Nearly 30 new restaurants have opened up in Oakland in the past three years, in spite of the biggest national economic downturn since the Great Depression. One Oakland eatery that keeps getting national praise is Pizzaiolo, located in the Temescal District on the north side of town. It has great Neapolitan-style pizza -- but don't take our word for it. Read this Los Angeles Times food critic, who raves about Pizzaiolo, comparing it to the best pizza she's had in New York City, Chicago and Rome. Proving it was no fluke, Playboy Magazine named Pizzaiolo to its top 10 list of favorite pizza places across the nation. (And you thought we didn't read Playboy's articles.)
But the pizzeria isn't the only Oakland institution getting national props. New York Magazine recently did a feature on Fenton's, Oakland's venerable ice cream parlor. The Emeryville-based Pixar employees who created the movie "Up" apparently love to take their kids to Fenton's and they paid tribute to the old-fashioned Oakland dessert spot by making it a setting in the Oscar-winning animated movie. The New York Magazine article mentioned that since its appearance in "Up," tourists now are adding Fenton's in Oakland to their sightseeing list when they come to the Bay Area.
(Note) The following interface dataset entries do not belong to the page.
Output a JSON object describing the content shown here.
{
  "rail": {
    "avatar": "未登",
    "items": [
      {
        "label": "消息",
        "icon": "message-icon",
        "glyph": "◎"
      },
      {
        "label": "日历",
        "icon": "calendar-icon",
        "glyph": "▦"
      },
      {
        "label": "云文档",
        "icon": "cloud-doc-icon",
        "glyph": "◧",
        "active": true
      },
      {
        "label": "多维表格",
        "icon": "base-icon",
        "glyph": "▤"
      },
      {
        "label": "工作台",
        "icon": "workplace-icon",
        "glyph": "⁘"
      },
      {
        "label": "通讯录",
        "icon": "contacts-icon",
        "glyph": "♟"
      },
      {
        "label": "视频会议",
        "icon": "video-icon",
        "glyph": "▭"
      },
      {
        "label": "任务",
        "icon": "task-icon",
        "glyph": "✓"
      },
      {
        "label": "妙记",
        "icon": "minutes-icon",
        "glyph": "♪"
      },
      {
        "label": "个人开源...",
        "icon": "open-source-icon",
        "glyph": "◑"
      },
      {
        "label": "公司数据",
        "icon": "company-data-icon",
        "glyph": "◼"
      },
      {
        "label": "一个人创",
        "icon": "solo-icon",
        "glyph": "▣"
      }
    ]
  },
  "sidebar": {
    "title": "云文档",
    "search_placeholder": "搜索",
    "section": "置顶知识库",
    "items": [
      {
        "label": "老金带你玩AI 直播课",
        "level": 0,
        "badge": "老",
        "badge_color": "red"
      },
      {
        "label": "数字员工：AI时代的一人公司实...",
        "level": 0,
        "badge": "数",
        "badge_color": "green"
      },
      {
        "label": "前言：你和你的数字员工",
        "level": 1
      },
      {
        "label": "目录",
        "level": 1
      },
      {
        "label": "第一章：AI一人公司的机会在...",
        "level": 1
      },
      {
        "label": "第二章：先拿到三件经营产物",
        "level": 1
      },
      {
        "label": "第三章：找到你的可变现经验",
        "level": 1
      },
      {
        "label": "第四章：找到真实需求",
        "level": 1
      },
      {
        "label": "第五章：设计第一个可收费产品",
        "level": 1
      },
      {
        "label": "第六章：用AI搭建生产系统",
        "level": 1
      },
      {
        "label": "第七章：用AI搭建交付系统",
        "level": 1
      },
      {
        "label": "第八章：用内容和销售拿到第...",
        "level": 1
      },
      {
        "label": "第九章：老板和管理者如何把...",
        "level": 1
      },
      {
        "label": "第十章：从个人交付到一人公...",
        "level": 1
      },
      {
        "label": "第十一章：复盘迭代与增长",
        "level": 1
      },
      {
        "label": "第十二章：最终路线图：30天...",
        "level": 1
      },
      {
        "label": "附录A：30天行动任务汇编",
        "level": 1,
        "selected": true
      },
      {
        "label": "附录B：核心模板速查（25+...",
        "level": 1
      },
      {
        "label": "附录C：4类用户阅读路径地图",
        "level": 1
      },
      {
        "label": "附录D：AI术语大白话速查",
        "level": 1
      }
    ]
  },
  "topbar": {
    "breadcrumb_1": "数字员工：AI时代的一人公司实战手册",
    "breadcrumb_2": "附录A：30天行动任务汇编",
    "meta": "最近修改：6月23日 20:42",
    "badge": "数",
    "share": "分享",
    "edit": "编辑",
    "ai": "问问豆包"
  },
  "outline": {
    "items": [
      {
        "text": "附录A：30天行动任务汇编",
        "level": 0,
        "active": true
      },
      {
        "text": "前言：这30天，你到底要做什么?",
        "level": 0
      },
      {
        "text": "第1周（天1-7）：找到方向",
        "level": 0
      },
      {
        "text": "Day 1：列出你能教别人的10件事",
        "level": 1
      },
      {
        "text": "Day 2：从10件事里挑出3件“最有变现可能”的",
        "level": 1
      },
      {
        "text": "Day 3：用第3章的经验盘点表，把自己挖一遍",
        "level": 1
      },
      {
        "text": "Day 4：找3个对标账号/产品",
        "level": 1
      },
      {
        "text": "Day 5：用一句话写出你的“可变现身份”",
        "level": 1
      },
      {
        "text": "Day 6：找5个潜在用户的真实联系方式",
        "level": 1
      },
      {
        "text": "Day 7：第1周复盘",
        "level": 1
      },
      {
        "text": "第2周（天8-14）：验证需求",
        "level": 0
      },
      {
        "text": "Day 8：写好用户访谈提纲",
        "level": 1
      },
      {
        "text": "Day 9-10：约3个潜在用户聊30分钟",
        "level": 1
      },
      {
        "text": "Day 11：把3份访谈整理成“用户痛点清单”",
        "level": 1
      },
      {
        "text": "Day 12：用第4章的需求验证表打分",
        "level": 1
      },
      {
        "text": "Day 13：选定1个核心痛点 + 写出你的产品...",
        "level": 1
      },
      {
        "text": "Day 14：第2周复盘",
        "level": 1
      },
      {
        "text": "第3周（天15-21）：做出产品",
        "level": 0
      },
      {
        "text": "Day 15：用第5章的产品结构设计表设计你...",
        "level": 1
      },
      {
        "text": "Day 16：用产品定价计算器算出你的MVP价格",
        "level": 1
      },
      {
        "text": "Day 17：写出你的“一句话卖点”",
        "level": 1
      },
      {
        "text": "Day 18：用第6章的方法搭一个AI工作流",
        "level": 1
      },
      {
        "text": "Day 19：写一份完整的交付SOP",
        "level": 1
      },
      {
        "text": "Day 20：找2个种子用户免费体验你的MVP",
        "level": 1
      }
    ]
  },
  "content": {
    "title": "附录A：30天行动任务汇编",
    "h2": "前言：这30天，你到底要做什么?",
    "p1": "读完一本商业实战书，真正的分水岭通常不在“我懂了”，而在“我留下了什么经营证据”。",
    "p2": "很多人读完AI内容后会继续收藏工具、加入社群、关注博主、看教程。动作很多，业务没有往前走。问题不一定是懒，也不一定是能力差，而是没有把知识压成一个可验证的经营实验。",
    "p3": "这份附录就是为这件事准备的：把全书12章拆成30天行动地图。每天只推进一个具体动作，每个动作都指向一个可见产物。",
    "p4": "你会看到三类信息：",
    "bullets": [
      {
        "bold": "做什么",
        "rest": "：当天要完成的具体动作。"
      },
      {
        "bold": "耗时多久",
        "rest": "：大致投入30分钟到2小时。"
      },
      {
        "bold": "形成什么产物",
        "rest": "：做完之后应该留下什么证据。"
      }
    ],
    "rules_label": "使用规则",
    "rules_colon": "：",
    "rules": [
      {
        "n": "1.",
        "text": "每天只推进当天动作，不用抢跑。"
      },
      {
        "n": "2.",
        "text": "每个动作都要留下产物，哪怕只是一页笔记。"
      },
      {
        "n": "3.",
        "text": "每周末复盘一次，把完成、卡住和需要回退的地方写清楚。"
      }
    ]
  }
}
You might be wondering: why is this being mentioned in an Oakland A's blog? Well, first of all, this all underscores the economic development and business success that Oakland is enjoying in the face of a terrible recession. Secondly, imagine if the A's owners did with their home city what the Pixar filmmakers did regarding Fenton's. That is, if they just showed a little pride in it, then the people will, too. Oakland residents already support keeping the A's in Oakland, and so do a majority of A's fans. After more than a decade of uncertainty, A's fans are aching for stability and for an owner to finally commit to the city of Oakland. And these thriving Oakland businesses mentioned above show that, more than ever, the East Bay possesses the economic base and demographics needed to support a new A's ballpark in Oakland. Or, as James Earl Jones' legendary film character, Terence Mann, once said: "Oh, people will come, Ray. People most definitely will come."